__ASSIGNMENT__: Please say how many lines below include the word "JSON", with nothing beyond the number.

SUPPLIED MATERIAL: Begin

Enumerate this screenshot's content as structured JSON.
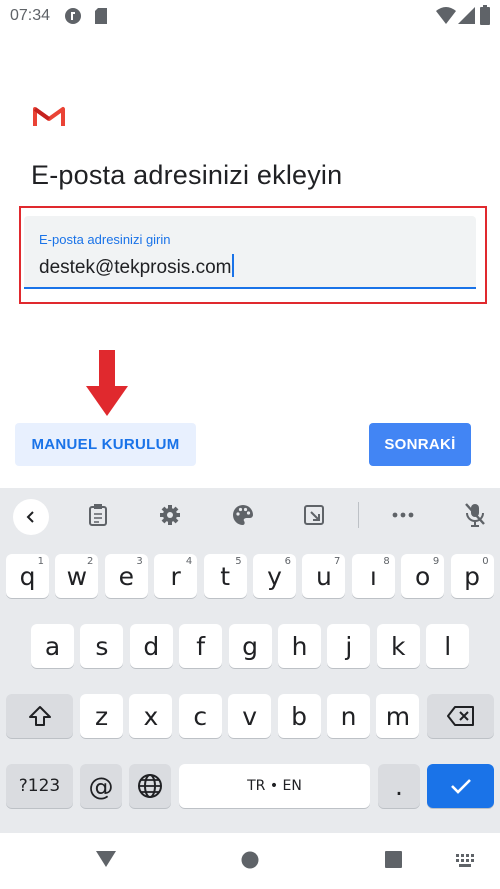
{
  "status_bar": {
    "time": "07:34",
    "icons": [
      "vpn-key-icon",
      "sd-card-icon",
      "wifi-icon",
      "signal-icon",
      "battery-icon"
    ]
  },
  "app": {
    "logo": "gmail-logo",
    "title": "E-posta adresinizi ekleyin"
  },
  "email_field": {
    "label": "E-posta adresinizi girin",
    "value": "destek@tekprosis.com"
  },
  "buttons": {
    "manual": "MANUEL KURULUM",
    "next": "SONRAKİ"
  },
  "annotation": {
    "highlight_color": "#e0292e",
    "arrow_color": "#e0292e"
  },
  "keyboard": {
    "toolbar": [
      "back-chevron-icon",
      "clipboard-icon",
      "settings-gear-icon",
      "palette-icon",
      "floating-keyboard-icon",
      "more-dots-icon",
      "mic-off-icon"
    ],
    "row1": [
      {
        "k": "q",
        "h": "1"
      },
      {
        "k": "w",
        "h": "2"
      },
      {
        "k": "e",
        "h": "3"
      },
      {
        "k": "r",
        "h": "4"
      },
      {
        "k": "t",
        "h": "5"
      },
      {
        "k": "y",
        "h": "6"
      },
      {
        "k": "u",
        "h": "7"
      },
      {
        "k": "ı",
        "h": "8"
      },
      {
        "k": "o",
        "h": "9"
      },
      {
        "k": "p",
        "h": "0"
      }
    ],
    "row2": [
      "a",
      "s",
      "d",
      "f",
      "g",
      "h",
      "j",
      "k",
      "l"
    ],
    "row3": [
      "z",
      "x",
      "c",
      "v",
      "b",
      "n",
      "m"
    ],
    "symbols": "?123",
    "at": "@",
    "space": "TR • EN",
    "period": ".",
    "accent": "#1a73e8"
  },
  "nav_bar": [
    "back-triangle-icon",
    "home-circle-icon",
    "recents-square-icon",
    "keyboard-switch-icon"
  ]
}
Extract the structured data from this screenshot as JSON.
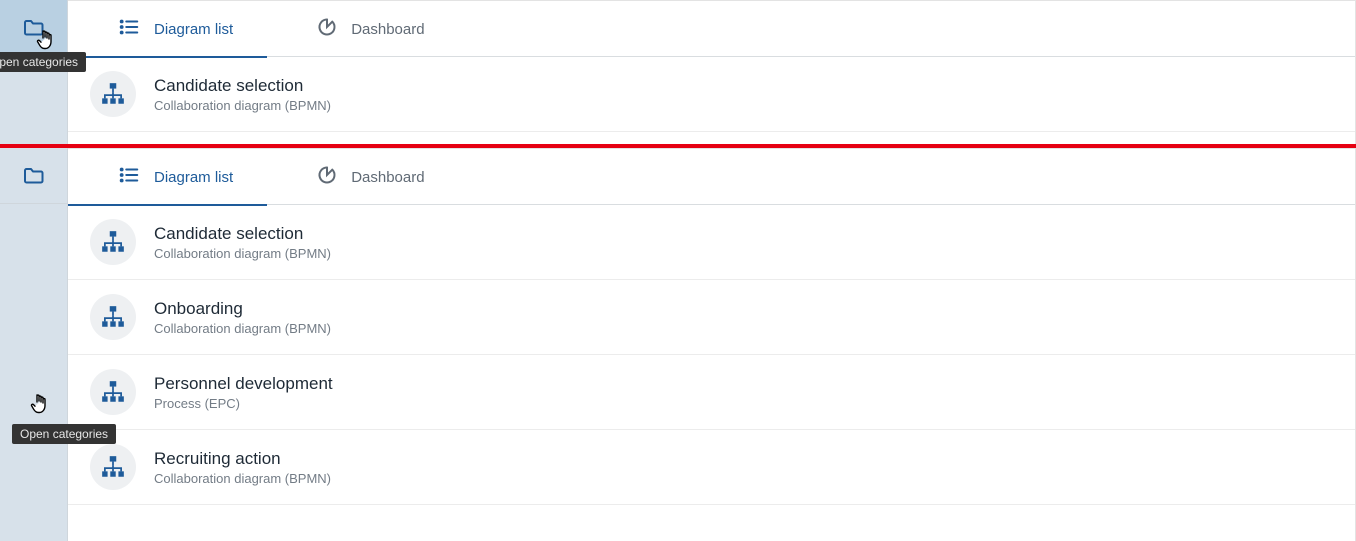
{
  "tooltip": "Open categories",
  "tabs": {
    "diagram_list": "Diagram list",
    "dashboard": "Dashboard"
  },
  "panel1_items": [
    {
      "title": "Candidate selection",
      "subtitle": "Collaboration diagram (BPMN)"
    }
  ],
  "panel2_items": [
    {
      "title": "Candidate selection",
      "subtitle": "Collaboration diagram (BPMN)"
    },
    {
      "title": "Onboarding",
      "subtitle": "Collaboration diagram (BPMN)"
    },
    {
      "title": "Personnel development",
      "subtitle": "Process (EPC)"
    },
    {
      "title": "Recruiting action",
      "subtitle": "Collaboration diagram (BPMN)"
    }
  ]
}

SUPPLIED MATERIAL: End
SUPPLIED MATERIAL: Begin

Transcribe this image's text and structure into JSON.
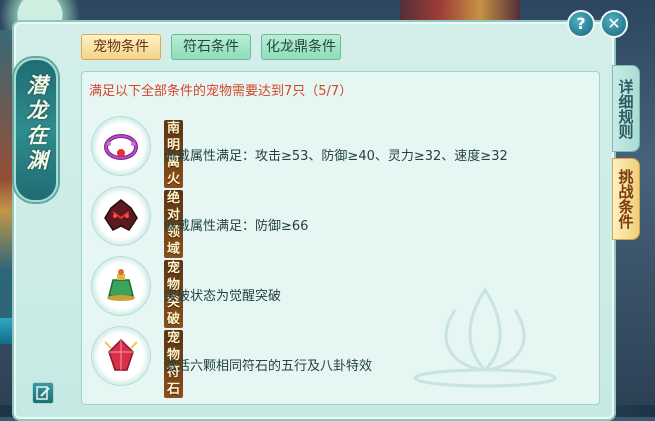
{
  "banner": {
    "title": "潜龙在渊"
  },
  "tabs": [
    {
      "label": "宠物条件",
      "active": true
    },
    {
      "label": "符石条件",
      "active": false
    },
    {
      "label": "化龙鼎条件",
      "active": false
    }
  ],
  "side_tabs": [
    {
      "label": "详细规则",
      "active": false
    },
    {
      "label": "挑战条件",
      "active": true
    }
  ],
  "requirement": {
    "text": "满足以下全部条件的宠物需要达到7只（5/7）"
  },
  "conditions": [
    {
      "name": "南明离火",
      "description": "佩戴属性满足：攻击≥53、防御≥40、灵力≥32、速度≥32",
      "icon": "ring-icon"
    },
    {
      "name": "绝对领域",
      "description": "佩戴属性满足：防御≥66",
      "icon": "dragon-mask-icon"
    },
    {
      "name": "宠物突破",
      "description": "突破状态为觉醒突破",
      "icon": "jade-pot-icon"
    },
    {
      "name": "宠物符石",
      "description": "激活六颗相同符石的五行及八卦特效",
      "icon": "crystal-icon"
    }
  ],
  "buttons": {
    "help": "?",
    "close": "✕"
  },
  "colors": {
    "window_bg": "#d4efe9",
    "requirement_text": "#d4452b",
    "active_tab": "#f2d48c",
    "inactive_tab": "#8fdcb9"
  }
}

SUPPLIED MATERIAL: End

__SOLUTION FOR THIS TASK__: 3